◆ Entries from a dataset of interfaces ◆
*** Begin section ***
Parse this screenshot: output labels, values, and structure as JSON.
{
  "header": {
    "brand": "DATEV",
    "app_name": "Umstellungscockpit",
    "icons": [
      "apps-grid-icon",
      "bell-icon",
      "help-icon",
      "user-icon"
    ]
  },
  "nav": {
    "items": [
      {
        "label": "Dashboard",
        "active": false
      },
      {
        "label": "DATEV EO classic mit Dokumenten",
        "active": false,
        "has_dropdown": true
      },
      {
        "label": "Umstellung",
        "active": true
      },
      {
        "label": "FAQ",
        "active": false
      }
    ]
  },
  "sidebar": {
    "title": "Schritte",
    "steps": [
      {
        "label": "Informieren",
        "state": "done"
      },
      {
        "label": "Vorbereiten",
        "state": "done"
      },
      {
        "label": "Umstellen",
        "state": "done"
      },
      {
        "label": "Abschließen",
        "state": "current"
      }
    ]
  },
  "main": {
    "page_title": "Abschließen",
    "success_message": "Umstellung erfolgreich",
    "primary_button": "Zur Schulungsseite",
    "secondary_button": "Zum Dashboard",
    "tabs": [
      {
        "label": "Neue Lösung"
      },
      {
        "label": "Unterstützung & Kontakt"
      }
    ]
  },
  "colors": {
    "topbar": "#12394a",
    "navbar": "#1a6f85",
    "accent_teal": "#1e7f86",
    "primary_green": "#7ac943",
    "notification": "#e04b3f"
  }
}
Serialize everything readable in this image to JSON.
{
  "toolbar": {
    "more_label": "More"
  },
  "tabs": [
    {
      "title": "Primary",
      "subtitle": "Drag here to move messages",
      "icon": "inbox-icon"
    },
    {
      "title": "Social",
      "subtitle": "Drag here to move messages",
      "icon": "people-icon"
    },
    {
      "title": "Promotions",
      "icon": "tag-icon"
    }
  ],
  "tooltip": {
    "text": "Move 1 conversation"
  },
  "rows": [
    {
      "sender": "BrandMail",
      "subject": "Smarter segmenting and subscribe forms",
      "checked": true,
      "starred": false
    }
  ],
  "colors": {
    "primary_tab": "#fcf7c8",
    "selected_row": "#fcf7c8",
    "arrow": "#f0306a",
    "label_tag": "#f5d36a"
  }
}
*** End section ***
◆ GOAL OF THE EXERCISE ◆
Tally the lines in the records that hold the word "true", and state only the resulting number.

◆ OUTPUT BELOW ◆
3